In this Tour Tips segment, the rock band, The Failsafe, recommends advice for being a musician on the road. You can check out the tips, after the break.
As many touring bands, The Failsafe has had their share of horror stories on the road. From witnessing horrific accidents, dodging actual bullets, to doing battle with a snake who snuck into a vehicle, we have shed our share of blood, sweat, and tears.
Here are some tips we have learned and hopefully they will make your touring adventures safer and more efficient than our first endeavors.
0: Pre-tour tip – Remote work: Many of us musicians are not at a point where we can fully rely on music to pay the bills (in fact, the amount of money it costs to record, prepare merch, support a tour, etc can end up costing a lot of money). The ability to work remotely enabled me and my band to be able to work our day jobs during the day while traveling and playing our shows at night. If you can work on the road and exceed your job expectations, this will allow you to keep your bills paid while you’re trying to eventually replace that income with your music.
1: Reliable Transportation: We learned this the hard way trying to tour out of a 30-year-old RV with 700,000 miles on it. It dies and left us on the Appalachian road at 1AM with no power and forced us to take U-haul vehicles (yes, 2 – since there were 4 passengers) across the midwest back to our truck where we could rent a trailer and safely resume our tour.

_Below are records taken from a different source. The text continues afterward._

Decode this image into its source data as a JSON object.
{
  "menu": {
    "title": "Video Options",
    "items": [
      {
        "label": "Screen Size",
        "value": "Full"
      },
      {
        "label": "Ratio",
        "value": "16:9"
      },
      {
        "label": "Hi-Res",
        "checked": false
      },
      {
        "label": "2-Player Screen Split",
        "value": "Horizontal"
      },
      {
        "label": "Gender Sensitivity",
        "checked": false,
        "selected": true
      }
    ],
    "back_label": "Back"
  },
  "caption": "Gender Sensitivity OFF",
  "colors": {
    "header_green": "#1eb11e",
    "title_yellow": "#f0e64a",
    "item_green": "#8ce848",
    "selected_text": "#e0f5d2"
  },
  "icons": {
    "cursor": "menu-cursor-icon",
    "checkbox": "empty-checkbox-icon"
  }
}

2: VIP pre-show events: I stole this from another touring band, but it is always worth a shot. offer pre-show VIP tickets for an additional 20$. This would come with some swag, access to meet the band before the show, and perhaps a small acoustic show with a Q & A. Even if 2 people buy in, that is an additional 40$ that can go toward gas, batteries and can add incremental revenue to your concert. It also gives people an opportunity to get to know the band in a more personal setting.

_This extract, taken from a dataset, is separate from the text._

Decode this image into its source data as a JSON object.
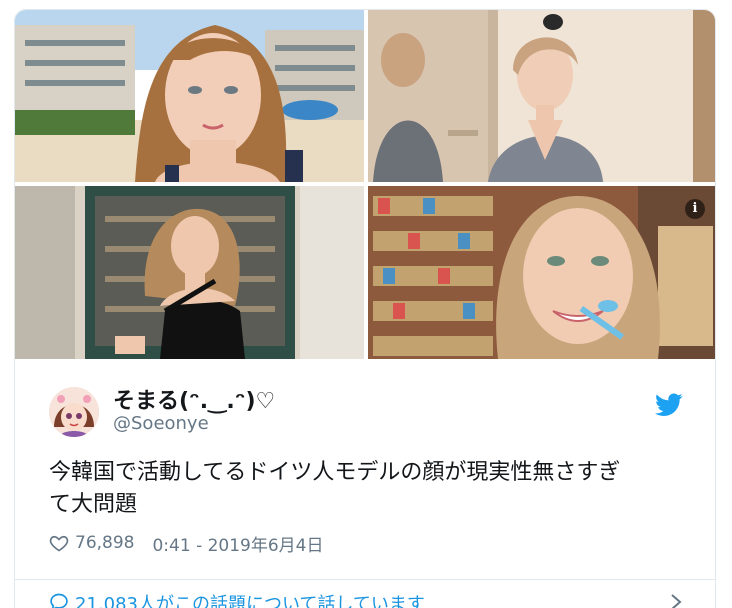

3: Lodging hacks: First, try to find someone in your touring area who can host your band. If you cannot find anyone, utilize Expedia, credit cards, etc. to find discount hotels/motels, preferably a place with continental breakfast. Many locations charge extra per person so have one person pay for the room and let the others sneak in.
4: Take your vitamins: Make sure to get your vitamin C, fish oil, and other supplemental multivitamins on a daily basis. As you travel from town to town and shake hands with people, your chances of catching a cold (or worse) increases. A good daily vitamin regimen will help ward off sickness and keep you healthy.
5: Don’t party like a rockstar: When you are playing night after night, restful sleep and what goes into your body is extremely important. You are leaving an impression on new people every time you hit the stage so you want to always be at your best. Reduce your intake of alcohol (until you finish your last set of the tour), and try to get as much sleep as possible (I know, it is hard).